───── Record excerpts
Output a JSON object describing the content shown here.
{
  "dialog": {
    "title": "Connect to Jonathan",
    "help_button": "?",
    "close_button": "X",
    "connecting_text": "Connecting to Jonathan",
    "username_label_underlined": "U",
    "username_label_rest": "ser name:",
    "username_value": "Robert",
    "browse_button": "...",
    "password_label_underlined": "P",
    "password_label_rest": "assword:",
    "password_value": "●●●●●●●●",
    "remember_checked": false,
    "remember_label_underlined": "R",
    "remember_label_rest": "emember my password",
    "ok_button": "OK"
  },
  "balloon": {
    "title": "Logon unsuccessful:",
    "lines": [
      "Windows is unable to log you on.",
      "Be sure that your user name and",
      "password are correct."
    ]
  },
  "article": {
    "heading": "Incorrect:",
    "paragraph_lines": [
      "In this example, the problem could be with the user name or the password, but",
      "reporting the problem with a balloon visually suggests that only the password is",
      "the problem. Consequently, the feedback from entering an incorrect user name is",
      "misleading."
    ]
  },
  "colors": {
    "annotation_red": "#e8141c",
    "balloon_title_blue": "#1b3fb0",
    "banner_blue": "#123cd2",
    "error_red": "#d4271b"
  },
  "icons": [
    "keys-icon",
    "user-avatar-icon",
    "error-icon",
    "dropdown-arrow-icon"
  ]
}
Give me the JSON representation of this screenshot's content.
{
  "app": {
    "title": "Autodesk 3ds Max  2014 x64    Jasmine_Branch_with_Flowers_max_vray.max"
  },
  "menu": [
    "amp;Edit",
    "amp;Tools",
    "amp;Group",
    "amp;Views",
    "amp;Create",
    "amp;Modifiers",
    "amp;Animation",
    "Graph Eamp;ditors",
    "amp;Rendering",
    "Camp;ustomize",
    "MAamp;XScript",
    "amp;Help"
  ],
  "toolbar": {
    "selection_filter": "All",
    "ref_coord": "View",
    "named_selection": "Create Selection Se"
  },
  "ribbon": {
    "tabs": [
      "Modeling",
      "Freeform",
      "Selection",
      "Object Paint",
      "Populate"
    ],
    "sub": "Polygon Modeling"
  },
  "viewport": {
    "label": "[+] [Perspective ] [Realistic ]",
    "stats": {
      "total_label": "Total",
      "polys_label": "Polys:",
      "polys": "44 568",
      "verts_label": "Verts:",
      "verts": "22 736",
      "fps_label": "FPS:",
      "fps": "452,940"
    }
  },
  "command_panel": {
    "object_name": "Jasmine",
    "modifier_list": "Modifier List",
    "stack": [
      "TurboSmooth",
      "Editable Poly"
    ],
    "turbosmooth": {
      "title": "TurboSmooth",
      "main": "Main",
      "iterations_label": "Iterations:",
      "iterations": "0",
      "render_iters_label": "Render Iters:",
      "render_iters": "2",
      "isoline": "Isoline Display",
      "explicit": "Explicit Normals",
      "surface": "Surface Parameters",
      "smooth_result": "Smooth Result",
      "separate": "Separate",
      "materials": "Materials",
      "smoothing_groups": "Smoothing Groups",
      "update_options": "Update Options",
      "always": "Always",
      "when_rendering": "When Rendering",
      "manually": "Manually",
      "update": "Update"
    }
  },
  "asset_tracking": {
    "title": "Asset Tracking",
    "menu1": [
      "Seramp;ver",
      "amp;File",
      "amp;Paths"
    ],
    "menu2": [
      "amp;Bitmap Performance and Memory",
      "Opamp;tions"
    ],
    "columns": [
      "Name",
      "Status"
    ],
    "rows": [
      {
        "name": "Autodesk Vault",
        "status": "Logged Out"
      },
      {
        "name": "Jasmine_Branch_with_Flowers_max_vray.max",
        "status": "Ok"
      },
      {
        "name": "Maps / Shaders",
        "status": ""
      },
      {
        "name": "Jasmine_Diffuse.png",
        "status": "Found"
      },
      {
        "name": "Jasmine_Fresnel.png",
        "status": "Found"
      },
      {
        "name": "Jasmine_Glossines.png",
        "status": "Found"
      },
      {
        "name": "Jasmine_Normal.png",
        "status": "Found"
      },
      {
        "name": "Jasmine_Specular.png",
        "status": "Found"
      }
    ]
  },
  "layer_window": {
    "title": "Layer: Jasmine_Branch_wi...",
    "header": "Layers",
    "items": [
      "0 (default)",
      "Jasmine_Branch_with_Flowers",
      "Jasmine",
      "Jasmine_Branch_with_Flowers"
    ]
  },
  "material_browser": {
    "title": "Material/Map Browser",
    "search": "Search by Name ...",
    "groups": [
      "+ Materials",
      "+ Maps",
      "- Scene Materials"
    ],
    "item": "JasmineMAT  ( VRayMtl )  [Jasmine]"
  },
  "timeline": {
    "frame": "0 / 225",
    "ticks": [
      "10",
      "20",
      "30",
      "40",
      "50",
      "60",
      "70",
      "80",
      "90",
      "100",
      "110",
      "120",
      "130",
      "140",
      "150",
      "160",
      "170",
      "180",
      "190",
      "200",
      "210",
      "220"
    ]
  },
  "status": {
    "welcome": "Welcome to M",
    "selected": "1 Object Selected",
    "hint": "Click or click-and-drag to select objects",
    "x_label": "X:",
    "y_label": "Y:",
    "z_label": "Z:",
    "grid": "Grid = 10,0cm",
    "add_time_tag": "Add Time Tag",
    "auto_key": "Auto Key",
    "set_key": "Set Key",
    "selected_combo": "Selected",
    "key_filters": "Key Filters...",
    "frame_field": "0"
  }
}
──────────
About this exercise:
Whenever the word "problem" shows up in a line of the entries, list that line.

Answer section:
      "In this example, the problem could be with the user name or the password, but",
      "reporting the problem with a balloon visually suggests that only the password is",
      "the problem. Consequently, the feedback from entering an incorrect user name is",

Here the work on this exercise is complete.